When consumers buy items and engage in services, they expect a certain kind of quality. As business owners, it is part of your job to maintain consistent quality throughout your business. However, what happens if people are being confused by your business and somebody else's? Let's say that the other company doesn't have the same type of quality, or worse, sells a terrible product. Because people are confused by your similar names, they don't know whether that lousy product is coming from you or the other business. Guess what that will stop consumers from buying your products. How does Trademark law come into play? Well, if you have trademark protection, not only will you be able to get that other business to stop selling products under that similar name, but in some instances, you may even be able to recover all the profits they gained from unjustly benefiting from your good reputation. A trademark allows you to establish and protect your business's reputation. You work too hard to let other people rip off your excellent reputation.
2. Trademarks Help Create Nostalgia
The biggest brands in the world don't just sell you products; they also sell you experiences. I'll give you two different examples of this. Have you ever entered a Starbucks? If you have, you'll notice certain characteristics. The lighting is usually dim; there's a ton of wooden furniture, and the baristas are wearing something green, whether their aprons or shirts. If you've been to one Starbucks, you've pretty much been to them all. Starbucks does this on purpose, and it is something they fiercely protect. This is called "Trade Dress" which is protected by Trademark Law. They know customers return for the coffee and for this environment that is supposed to be minimalistic and calming.
Another example of this comes from T-Mobile. If you've ever bought a product from T-Mobile, you will notice that their packaging, their stores, and even the initial displays on their phones include the color Magenta, a color that they have trademarked for their services. By doing this and making sure their competitors can't use the color, they know that when people see the color magenta, their likely going to think of T-Mobile. Even if they don't, at the very least, they won't be thinking of other phone companies. Their trademark protection creates an association between a color and their business, which is extremely powerful and undoubtedly helps the bottom line.
3. Trademarks are Business Assets

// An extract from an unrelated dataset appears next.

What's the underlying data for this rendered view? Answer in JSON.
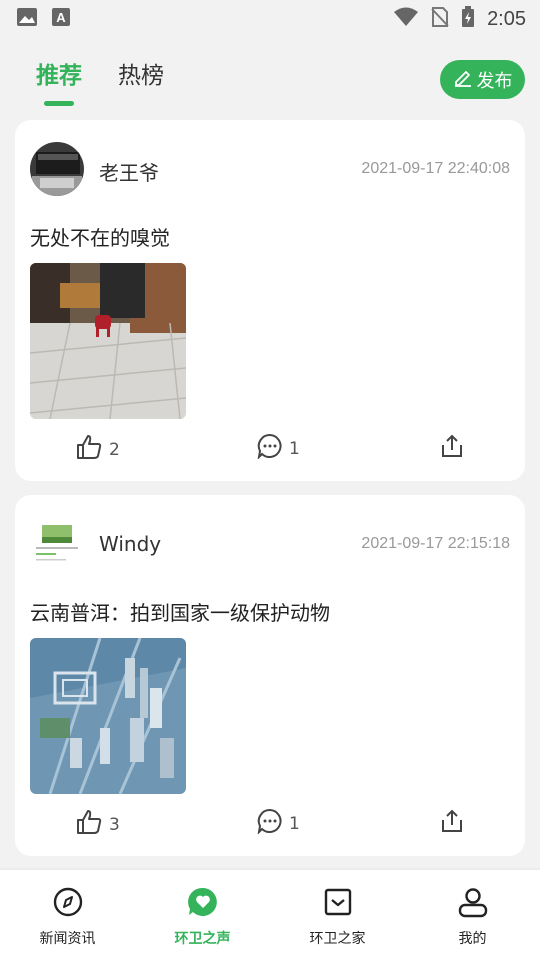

Most importantly, the more trademarks your business has, the more valuable your business becomes. Trademarks themselves are bought and sold daily. Countries such as China and some European countries have paid their citizens to obtain American trademarks. The reason for this is that they are highly valuable business assets. Mega companies like Amazon, Target, and Walmart have over 1000 trademarks as part of their business portfolios. It's no coincidence that the more trademarks a company has, the more valuable they typically are. The reason they are so valuable is simple. They control what the consumers see, and if the brand has a good reputation, that mark becomes that much more useful when analyzing future profits.
Trademark protection puts you in control of how consumers interact with your business. Are you ready to take control of your brand? If you are, contact My Brand Esquire at Mybrandesq.com or call us at (855)-781-7705. We offer a free consultation to discuss whether trademark protection is right for you and your business. Take control today.